(Excerpts from a dataset)

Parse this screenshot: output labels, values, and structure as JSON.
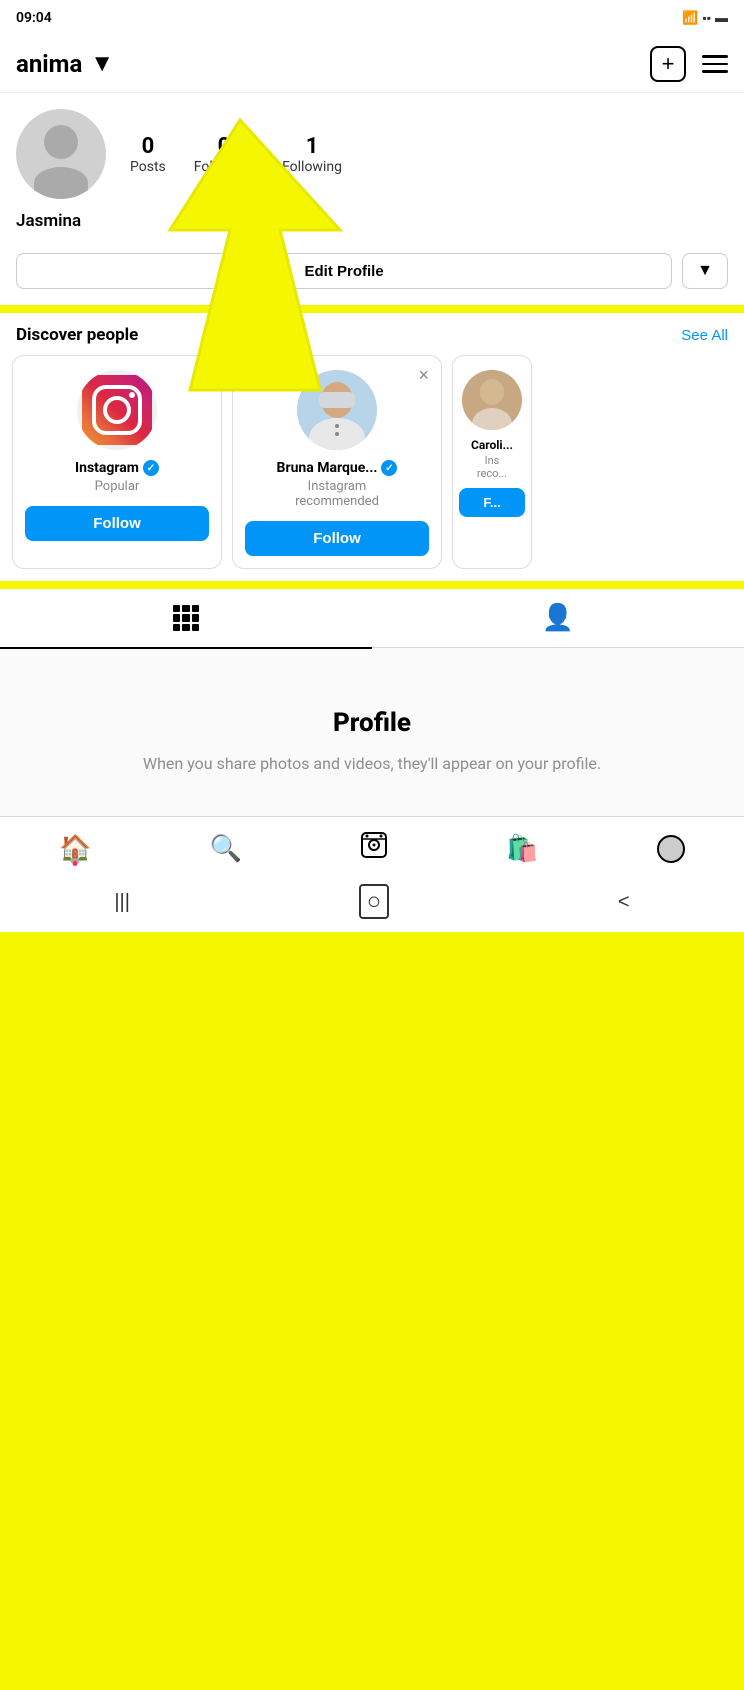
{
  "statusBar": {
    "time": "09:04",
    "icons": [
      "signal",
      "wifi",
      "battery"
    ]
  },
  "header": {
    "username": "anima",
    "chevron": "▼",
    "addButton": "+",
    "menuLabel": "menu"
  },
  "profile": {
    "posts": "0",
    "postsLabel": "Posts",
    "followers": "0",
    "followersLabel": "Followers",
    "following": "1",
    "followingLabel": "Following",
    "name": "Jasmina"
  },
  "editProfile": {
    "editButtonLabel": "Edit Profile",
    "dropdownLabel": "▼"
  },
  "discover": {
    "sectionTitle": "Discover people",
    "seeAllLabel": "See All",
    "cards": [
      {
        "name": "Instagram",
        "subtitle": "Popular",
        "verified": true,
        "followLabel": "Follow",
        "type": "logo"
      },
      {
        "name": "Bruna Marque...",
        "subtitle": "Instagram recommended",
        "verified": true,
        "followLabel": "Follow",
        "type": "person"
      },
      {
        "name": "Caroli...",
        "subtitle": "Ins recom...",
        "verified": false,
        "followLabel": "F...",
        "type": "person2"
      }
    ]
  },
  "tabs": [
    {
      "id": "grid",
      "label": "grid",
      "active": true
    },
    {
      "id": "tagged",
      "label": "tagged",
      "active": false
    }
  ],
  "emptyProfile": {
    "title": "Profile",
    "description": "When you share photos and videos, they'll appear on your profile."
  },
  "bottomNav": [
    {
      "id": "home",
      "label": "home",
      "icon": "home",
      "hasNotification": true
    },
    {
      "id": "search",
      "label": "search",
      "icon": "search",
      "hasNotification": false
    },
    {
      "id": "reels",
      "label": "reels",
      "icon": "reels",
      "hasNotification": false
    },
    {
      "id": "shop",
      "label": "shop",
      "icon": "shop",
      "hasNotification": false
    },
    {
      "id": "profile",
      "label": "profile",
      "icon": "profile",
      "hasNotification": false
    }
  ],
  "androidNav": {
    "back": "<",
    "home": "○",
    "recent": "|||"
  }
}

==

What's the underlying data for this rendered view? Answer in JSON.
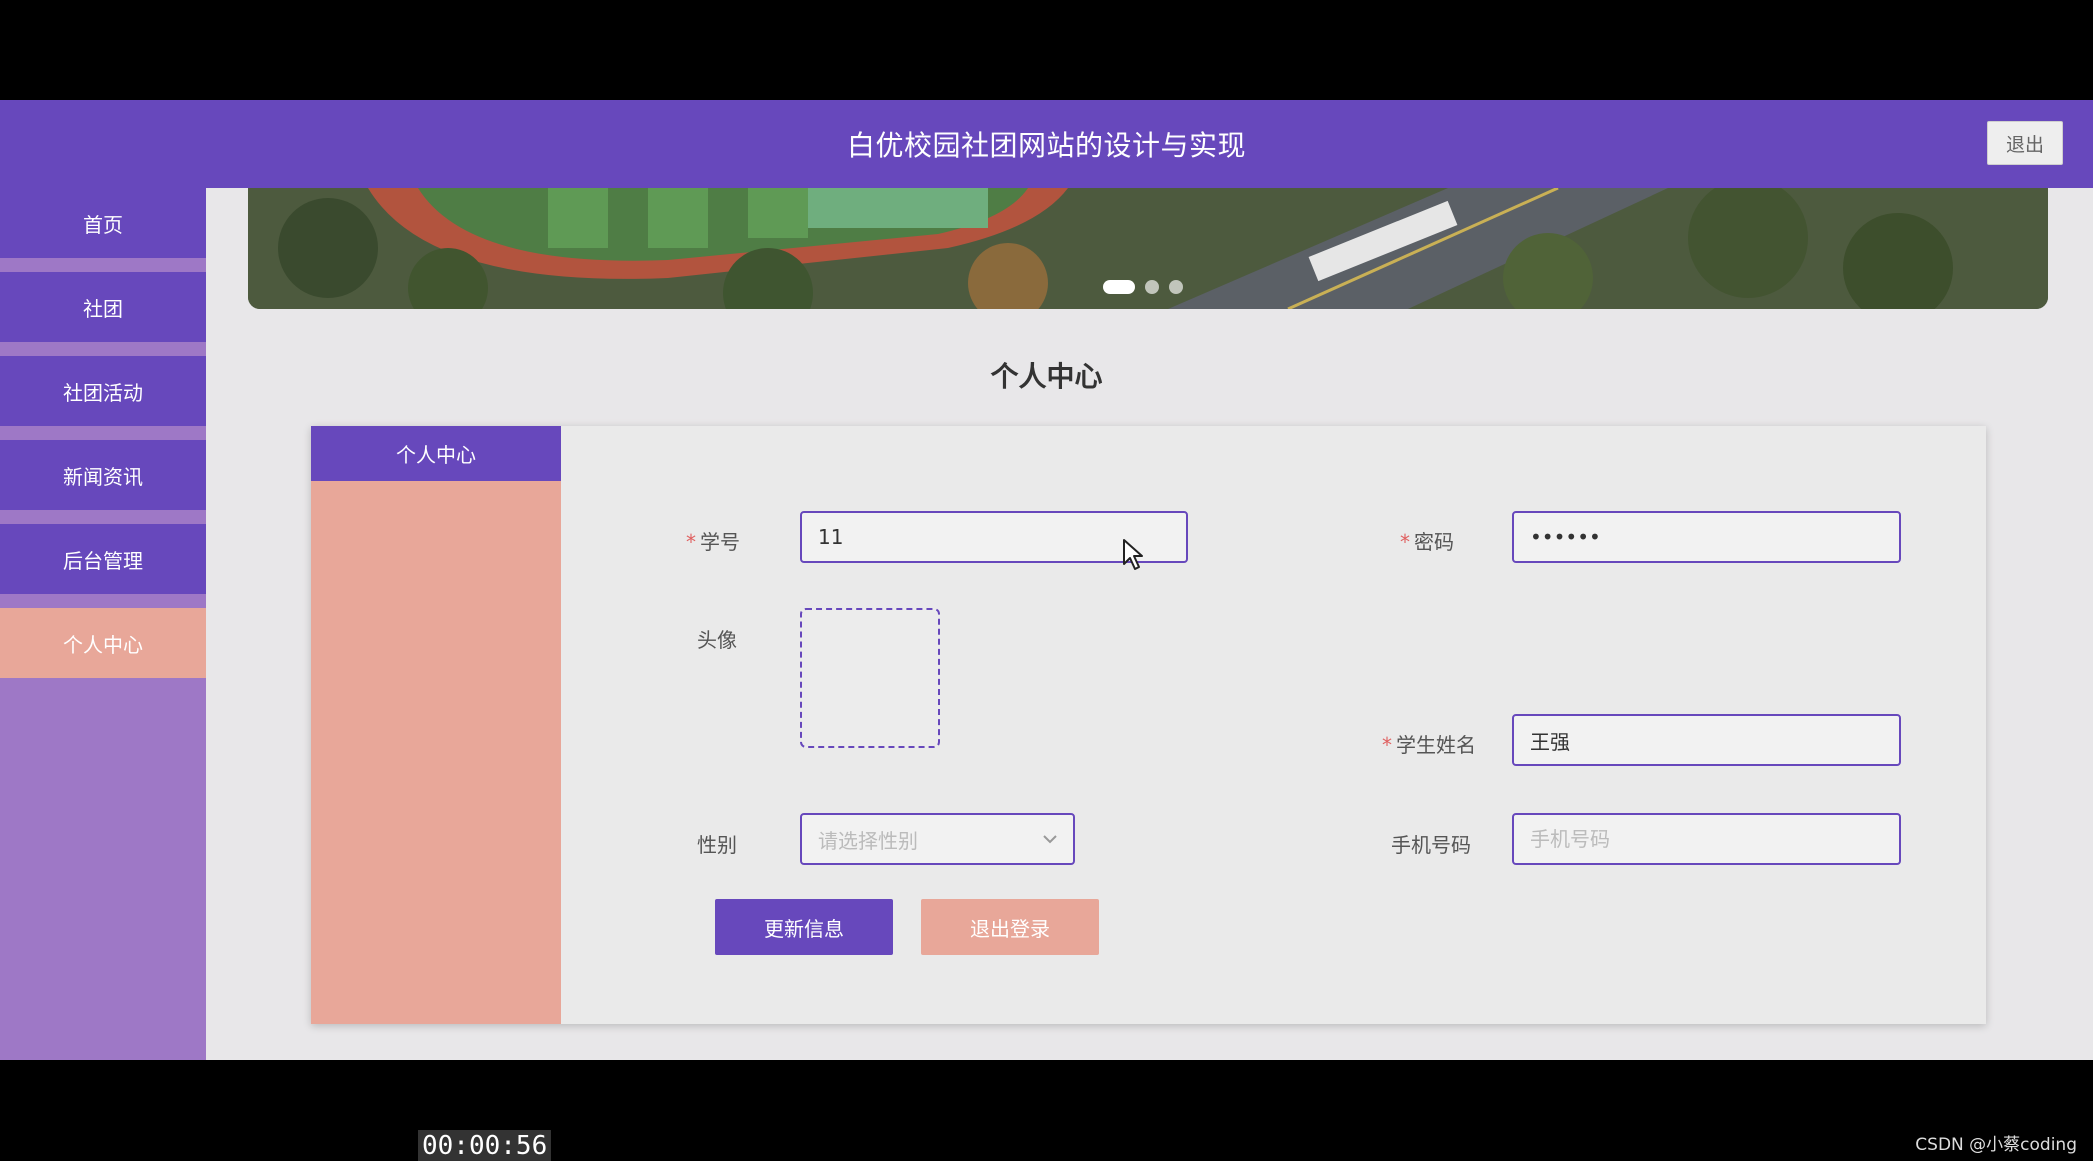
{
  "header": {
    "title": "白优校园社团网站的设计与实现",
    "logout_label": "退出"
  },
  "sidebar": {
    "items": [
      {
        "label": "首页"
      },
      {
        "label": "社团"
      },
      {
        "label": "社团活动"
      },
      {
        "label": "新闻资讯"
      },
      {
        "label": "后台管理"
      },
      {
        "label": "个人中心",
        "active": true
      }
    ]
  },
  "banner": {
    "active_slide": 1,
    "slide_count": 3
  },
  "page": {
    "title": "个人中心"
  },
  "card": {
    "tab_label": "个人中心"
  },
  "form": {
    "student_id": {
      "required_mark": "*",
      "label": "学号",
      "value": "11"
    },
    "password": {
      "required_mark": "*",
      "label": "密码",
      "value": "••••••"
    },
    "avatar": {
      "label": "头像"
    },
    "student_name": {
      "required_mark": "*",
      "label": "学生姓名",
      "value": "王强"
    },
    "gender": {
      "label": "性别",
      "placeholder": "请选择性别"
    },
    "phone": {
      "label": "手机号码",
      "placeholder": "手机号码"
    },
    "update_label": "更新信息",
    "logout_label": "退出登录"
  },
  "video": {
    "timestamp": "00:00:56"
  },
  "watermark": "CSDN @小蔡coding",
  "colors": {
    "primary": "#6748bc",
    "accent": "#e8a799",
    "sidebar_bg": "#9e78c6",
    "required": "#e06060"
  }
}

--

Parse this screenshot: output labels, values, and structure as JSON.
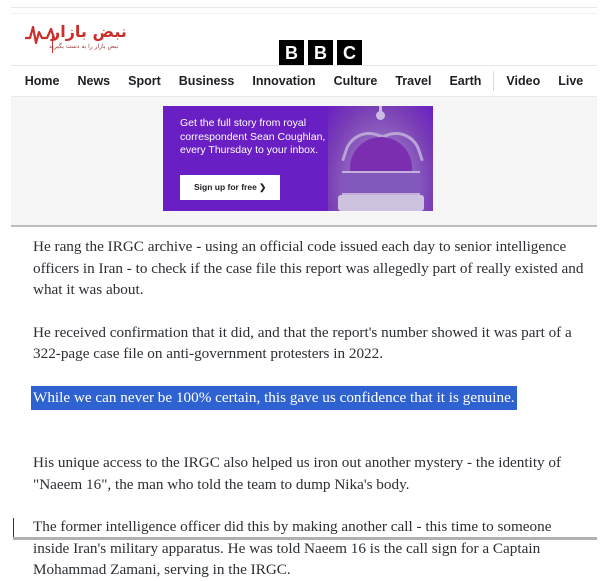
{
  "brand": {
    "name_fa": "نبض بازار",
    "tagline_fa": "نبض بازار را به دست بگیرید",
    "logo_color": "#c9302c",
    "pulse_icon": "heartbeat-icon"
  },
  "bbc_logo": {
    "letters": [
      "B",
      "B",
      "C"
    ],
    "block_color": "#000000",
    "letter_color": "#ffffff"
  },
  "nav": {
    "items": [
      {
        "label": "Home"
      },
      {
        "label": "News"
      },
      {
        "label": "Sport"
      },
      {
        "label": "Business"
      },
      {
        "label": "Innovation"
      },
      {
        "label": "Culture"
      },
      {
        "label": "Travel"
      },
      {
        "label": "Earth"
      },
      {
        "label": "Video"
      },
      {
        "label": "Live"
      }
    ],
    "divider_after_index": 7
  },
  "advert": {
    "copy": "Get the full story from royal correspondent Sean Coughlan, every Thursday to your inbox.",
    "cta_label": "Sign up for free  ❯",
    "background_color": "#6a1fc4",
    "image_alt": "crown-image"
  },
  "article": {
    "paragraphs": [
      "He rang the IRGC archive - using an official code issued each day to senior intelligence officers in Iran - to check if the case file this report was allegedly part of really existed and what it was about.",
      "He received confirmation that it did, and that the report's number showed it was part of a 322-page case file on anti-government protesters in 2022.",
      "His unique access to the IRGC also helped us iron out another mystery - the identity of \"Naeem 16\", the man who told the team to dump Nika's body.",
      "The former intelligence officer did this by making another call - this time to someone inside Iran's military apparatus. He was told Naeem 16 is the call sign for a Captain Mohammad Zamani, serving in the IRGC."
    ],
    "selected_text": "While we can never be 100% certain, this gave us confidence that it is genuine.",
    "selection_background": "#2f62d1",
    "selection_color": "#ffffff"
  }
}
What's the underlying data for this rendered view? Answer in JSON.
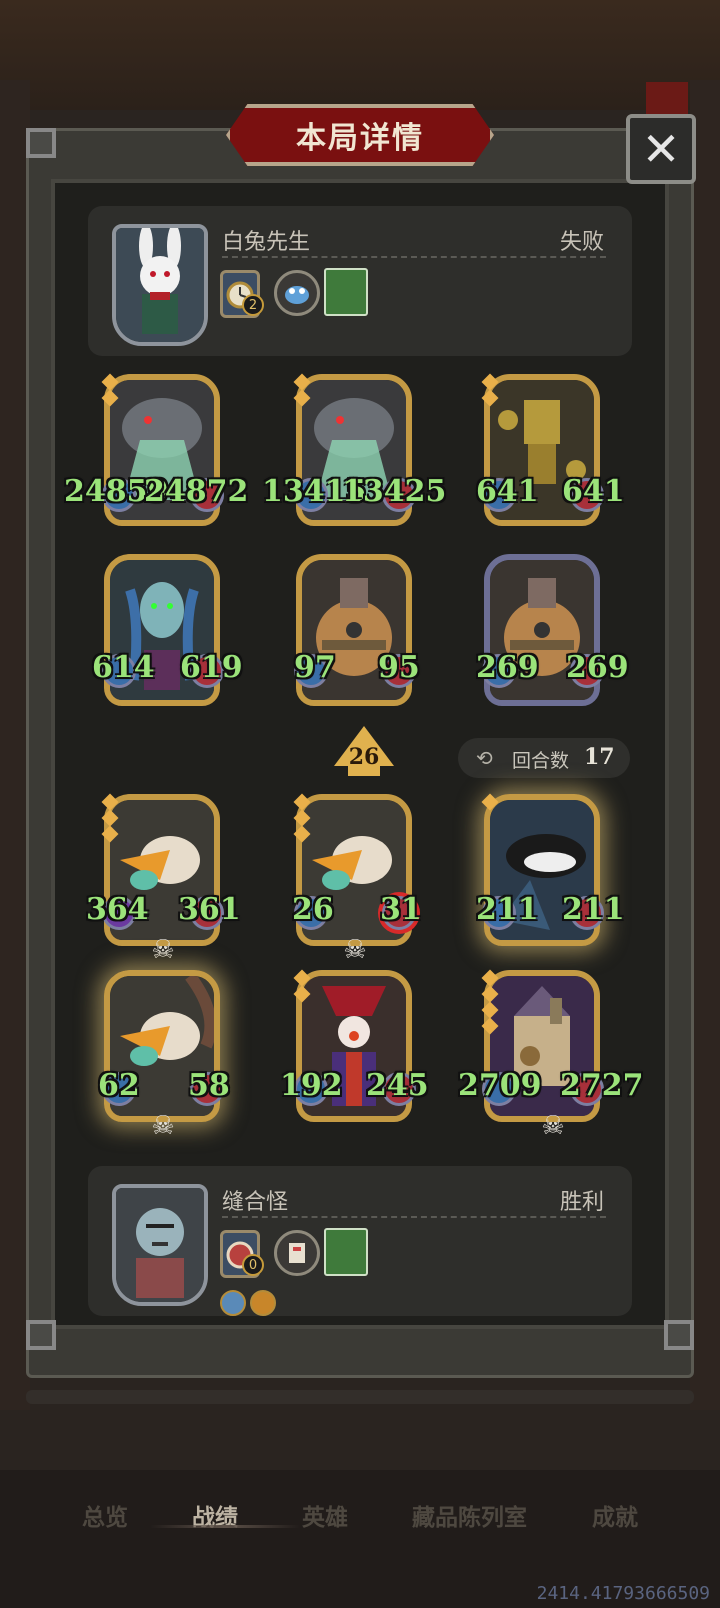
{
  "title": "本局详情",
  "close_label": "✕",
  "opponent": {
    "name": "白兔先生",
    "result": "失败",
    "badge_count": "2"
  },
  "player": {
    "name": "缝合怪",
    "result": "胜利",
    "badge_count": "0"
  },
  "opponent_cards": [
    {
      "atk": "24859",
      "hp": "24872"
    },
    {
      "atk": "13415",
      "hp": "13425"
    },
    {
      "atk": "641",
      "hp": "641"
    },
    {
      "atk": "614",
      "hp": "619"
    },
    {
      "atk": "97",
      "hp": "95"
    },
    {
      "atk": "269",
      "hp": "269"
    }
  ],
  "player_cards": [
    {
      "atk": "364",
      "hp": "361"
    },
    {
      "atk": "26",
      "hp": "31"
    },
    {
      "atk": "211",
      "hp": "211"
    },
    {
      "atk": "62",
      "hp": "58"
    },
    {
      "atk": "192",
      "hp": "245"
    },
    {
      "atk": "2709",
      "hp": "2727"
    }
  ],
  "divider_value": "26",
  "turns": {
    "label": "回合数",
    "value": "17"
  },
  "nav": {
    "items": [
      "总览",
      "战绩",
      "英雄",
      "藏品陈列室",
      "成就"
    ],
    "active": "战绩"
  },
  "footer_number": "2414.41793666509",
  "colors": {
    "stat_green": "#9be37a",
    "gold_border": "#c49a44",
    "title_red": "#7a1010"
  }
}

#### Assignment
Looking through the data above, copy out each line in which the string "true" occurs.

#### Output
        "verified": true,
        "verified": true,
      "active": true
      "hasNotification": true
        "active": true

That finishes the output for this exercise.